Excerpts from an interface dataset
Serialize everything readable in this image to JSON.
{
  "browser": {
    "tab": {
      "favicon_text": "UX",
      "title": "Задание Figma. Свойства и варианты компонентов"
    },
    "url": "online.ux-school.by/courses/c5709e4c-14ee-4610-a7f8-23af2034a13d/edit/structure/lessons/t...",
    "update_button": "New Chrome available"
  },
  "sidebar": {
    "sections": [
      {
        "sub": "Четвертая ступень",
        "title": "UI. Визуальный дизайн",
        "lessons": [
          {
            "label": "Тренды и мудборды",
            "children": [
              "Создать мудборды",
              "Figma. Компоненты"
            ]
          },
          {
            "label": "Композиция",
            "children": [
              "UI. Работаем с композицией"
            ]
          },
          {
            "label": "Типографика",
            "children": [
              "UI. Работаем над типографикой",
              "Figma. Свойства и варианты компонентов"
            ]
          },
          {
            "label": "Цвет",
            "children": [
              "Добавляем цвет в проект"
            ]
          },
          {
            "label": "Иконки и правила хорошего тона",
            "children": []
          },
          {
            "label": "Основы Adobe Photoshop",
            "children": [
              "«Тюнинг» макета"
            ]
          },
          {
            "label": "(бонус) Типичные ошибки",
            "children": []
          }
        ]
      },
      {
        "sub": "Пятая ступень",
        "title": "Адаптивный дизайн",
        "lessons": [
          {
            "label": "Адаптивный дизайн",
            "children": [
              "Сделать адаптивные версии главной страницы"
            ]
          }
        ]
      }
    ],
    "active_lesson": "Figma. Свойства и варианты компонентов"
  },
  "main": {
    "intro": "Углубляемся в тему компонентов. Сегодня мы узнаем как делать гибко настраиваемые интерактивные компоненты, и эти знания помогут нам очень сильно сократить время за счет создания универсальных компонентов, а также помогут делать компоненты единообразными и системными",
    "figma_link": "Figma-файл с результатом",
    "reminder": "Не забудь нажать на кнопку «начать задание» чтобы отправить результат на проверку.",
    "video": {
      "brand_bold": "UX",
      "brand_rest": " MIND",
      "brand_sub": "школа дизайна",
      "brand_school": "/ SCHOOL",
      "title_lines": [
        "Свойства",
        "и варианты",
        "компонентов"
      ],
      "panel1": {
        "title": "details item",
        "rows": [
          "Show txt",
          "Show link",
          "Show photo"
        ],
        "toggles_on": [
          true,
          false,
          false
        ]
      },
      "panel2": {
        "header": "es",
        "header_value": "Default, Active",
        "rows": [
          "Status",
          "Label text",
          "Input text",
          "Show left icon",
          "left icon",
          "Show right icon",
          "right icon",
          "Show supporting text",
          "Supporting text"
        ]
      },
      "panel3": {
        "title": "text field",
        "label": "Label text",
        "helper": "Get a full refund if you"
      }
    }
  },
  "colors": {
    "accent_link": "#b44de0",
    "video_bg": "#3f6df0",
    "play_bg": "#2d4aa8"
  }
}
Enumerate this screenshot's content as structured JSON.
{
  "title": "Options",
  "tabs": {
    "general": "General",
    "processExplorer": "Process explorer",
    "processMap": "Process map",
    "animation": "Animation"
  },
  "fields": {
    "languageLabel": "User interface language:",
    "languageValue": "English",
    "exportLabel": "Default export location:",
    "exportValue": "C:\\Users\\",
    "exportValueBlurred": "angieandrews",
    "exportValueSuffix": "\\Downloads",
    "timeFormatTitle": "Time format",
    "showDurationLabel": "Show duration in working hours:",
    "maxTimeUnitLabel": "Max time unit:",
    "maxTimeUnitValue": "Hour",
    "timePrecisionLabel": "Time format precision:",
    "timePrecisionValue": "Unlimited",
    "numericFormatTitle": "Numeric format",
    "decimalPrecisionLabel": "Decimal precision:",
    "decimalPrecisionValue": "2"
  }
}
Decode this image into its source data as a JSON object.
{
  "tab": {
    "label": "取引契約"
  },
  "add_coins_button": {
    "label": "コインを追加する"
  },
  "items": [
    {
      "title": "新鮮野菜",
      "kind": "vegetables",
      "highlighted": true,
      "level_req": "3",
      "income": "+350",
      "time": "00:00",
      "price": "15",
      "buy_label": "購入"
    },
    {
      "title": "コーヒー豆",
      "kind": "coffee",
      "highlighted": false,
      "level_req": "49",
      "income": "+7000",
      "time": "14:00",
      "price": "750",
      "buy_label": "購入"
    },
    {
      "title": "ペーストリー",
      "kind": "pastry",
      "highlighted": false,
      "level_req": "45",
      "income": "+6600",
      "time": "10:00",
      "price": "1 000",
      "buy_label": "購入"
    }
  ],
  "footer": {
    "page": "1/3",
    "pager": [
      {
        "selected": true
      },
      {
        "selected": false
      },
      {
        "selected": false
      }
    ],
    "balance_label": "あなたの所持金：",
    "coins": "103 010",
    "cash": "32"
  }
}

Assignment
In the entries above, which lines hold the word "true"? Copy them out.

Written answer
          true,
      "highlighted": true,
        "selected": true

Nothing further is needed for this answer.